The Holiday Inn Express at 13th and Walnut Streets will open fully this weekend as a quarantine site for people experiencing homelessness and others. It has already hosted some city employees, Abernathy said.

The city is continuing to search for other space. Other cities plan to use convention centers as hospital overflow space, including the Javits Center in New York and the Atlantic City Convention Center. But there are no current plans to use the Pennsylvania Convention Center as hospital space, said president and CEO John McNichol on Friday. Conversations with the city are continuing, but “our focus is on getting back to business as soon as possible so we can save jobs,” he said.

There are coronavirus cases throughout Philadelphia, city data released Friday showed, with fewer than five cases in some zip codes and as many as 35 in others. As of Friday evening, city data showed West Philadelphia, with 35 cases in 19143, and Queen Village, with 33 cases in 19147, had the highest numbers.

Approximately 40% of all intensive-care hospital beds are still available statewide, Levine said Friday. There are 3,400 ICU beds and 3,600 ventilators in the state, the use of which is being tracked by officials. The state is requesting and purchasing more supplies as it works on “contingency plans” for hospitals that may run out of beds and equipment when the case count surges.

Officials in New Jersey expect to see a high demand for critical care beds by mid-April, state Health Commissioner Judith Persichilli said Friday. A field hospital was being constructed on Friday at the Meadowlands Convention Center in Secaucus and should be ready within a week to serve as a general facility for treating both coronavirus patients and others, officials said.

Murphy extended a plea to anyone with any medical training from New Jersey or elsewhere: please enlist to help.

“We need to call for experienced backup,” he said, calling on retired doctors and nurses, as well as medical students and EMTs, to volunteer their services through the state. “We need to go to the bullpen.”

As the state hopes to receive supplies requested from the federal government, Murphy also ordered all business and non-hospital health-care facilities to disclose any inventory of masks and other personal protective equipment to the state by Friday evening. All elective surgeries were to be canceled statewide, also beginning Friday evening.

Other provisions to help life continue amid the pandemic came in two laws Wolf signed Friday, one to officially set the state’s presidential primary date as June 2, and one decreeing that Pennsylvania schools must make “good faith efforts” to continue educating students during the ongoing school closures.

While Pennsylvania has not required school districts to provide instruction, the new law requires districts and charter schools to post “continuity of education” plans on their websites and submit the plans to the state Department of Education.

Developing those plans is “the biggest challenge in front of” school districts right now, said Mark DiRocco, executive director of the Pennsylvania Association of School Administrators. He said school leaders are considering whether they are “going to move ahead and teach new content and material,” or focus on review and enrichment activities.

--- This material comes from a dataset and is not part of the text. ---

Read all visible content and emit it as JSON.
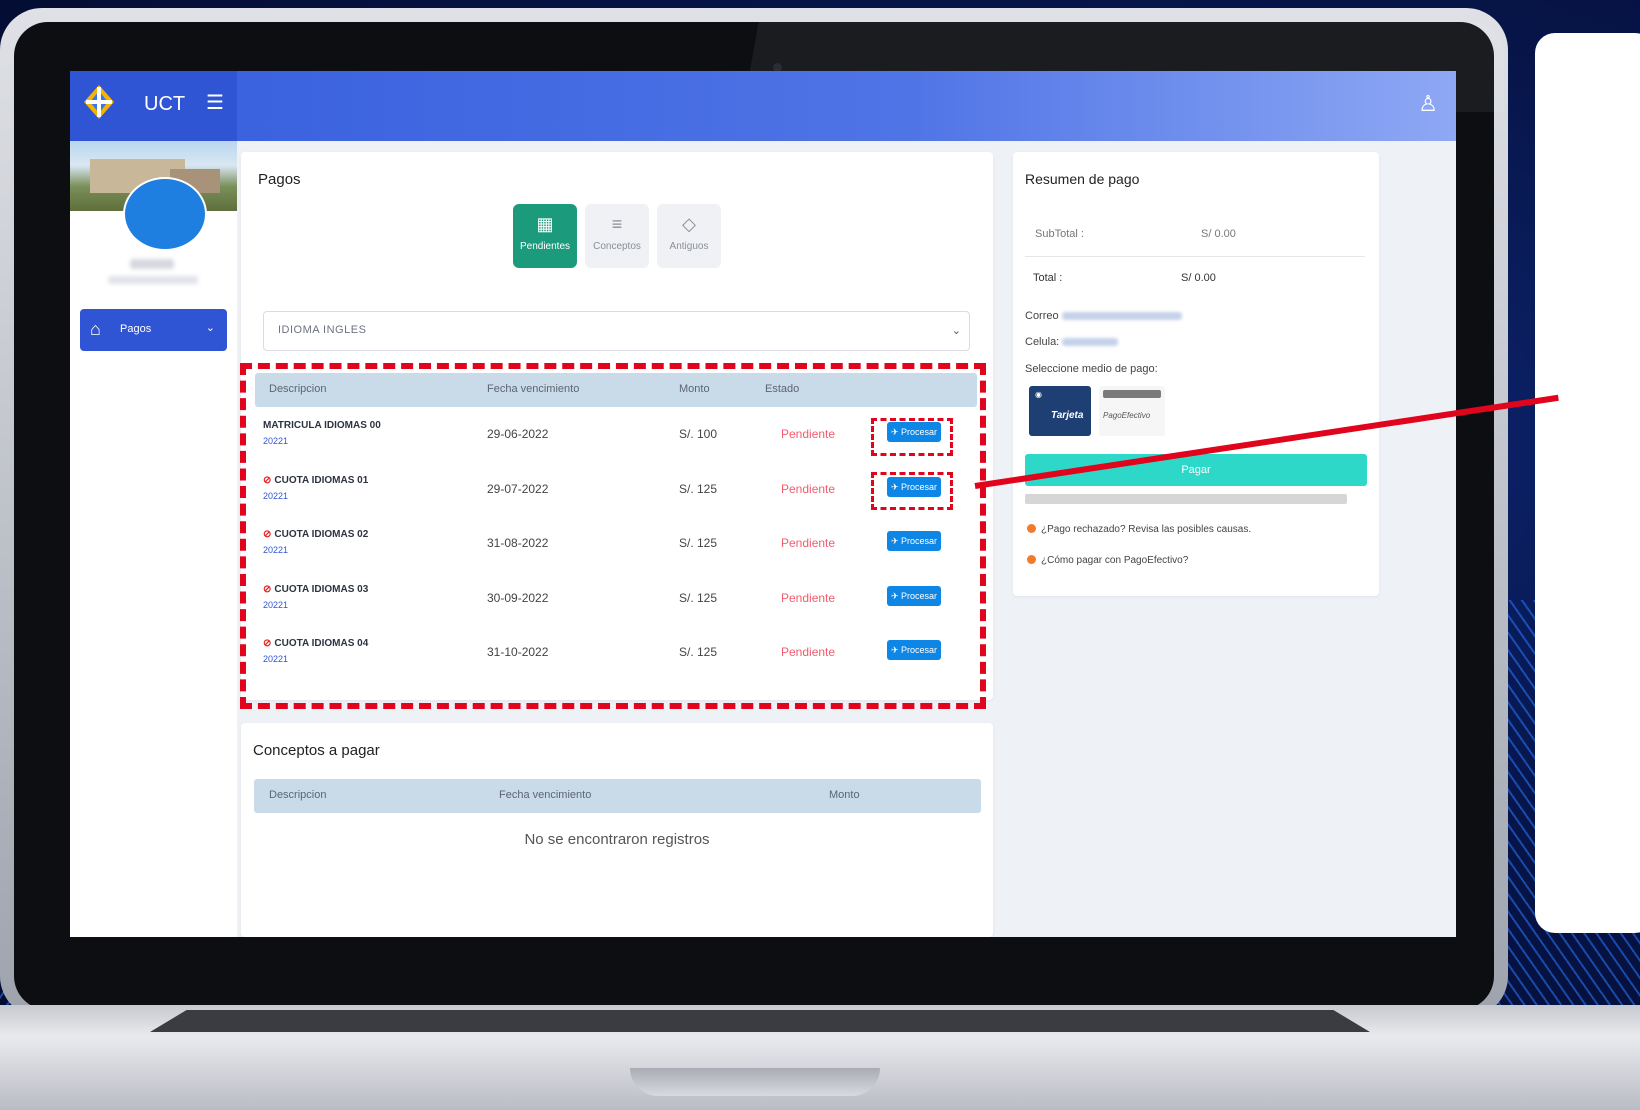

The counties added to Wolf’s stay-at-home order Friday were Berks, Butler, Lackawanna, Lancaster, Luzerne, Pike, Wayne, Westmoreland, and York. The order took effect at 8 p.m. Friday, and will remain in place until April 6.

Allegheny, Bucks, Chester, Delaware, Erie, Lehigh, Monroe, Montgomery, Northampton, and Philadelphia Counties are already under the stay-at-home order, which directs residents to leave their homes only for essential items such as groceries and medicine.

“I cannot express my gratitude enough to the medical professionals who will be fighting this virus on the front lines," Wolf said Thursday. "When we choose to stay home, we’re thanking a medical professional.”

Contributing to this article were staff writers Susan Snyder, Maddie Hanna, Jeremy Roebuck, Vinny Vella, Anna Orso, Julia Terruso, Rob Tornoe, Marie McCullough, and Lisa Gartner, as well as Angela Couloumbis and Sarah Anne Hughes of Spotlight PA.